Rocky Mountain Institute, the renewable energy and sustainability think tank, raised a bit of a furor back in February with the release of its The Economics of Grid Defection report. In simple terms, the study from RMI, HOMER Energy and CohnReznick Think Energy described how distributedsolarPV, along with ever-cheaper batteries to store that energy, is achieving economic parity with grid power in markets like Hawaii and parts of California, and is set to break that barrier in many more markets in the next decade.
That could give utility customers the incentive to “defect” from the grid -- but it doesn’t mean they should do so, as RMI and its partners have been saying ever since the report came out. Instead, it’s an invitation for utilities, customers and regulators to get together and find ways to share the value of that ever-cheaper distributed energy resource, rather than fight over it.
James Mandel, a manager with RMI’s electricity and industrial practices and co-author of the grid defection report, was at last week’s Grid Edge Live conference in San Diego to talk about future grid regulatory and business models. He also sat down with me to discuss early details on the next installation of RMI’s solar-storage research, due out later this year.
In particular, Mandel focused on the key concept of the difference in economic value between an off-grid solar-battery system and one that’s connected to the grid. While most early solar systems relied on batteries, the vast majority of newly built PV needs the grid to sell power back to under net metering or feed-in tariff mechanisms.
That trend has allowed grid parity for solar to arrive more than a decade earlier than would have been the case for off-grid systems, he noted. And that, in turn, represents the value that solar-plus-battery-equipped customers are receiving from the grid, and thus the utility.
So far, utilities have mostly tried to seize that value in the form of minimum bills or fixed charges for customers. After all, they argue, most of the grid’s costs are fixed, so customers should share in that burden. But Mandel warned that such approaches not only seem inherently unfair to customers, but they also add costs that make grid power even less attractive in comparison to the solar-storage alternative.
A better approach would find ways to create new regulatory structures to permit costs and values to be realized at the distributed scale, he suggested. One potential example is the process that New York state has kicked off to revamp its regulatory structure, although “some of the danger there is around the ability to make [solar] investments on a twenty-year time horizon” which may be threatened if stable power purchase agreements and net metering contracts are replaced by market forces.
Mandel reiterated that RMI’s work isn’t aimed at predicting if or when customers will start to dissolve their ties with their local utility. Instead, it’s meant to provide a framework for predicting when that option will become cost-effective from the point of view of consumers.

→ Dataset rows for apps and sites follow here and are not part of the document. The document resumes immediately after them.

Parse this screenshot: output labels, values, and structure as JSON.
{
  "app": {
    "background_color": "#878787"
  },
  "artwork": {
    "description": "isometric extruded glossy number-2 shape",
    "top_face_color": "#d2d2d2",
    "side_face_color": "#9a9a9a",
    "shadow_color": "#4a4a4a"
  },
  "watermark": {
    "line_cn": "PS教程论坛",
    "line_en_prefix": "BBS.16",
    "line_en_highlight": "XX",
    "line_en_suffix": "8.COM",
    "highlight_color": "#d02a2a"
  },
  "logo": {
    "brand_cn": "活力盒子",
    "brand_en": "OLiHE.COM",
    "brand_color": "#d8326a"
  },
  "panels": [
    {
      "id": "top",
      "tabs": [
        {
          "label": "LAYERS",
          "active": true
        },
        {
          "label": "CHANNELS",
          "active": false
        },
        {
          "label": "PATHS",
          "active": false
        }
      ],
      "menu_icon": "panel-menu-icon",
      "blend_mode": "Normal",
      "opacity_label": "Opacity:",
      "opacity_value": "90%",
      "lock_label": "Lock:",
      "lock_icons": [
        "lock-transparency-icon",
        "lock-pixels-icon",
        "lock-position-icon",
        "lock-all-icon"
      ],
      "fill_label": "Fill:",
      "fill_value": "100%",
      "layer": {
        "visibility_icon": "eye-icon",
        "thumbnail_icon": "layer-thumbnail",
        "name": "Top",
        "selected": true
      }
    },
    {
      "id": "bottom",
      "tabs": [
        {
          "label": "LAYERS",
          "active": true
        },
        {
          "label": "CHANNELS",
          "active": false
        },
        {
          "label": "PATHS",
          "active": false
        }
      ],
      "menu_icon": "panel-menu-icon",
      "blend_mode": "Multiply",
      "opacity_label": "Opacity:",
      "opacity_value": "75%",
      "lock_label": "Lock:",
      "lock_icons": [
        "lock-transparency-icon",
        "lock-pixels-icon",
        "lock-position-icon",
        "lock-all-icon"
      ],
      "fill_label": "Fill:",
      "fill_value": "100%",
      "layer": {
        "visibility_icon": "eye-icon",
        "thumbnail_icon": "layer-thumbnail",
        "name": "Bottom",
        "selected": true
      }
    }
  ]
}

But economics don’t entirely dictate how individuals behave, he added. For example, the handful of companies like SolarCity that are offering homeowners batteries for use with their solar panels aren’t able to justify the costs solely on the basis of the value of emergency backup they provide. Instead, those customers are seeking security, independence, or some other value that doesn’t convert smoothly into dollars and cents.
The core lesson, Mandel said, is that “consumers are going to do what they want -- and they’re not going to do what you want, unless they’re being incentivized economically. What’s really important is that you acknowledge that the customer has choice, and set up systems to allow them to participate in the market and get paid for them.”
RMI is working with a few utilities that are exploring options on this front, he said. One concept RMI is exploring is a “hot spot manager,” or technology that can detect and predict where rising solar PV penetration will start to create problems on certain portions of the grid.
“If you know where a distributed investment will help your capex, you really want to see solar installed there. Whether you install it yourself, whether you streamline permitting,” or find other ways to drive solar to the spots most beneficial to the grid, there should be ways to share the benefits with the customers -- particularly if installing the solar and batteries is less expensive than the other alternatives, he noted.
That’s the kind of analysis that utilities in states like California and Hawaii are undertaking to grasp the complexities of their distributed-resource-rich grids, and that many others are testing with government and corporate research partners. But in a truly distributed grid future, it’s going to be the rule, not the exception, for how utilities manage their assets and their customers.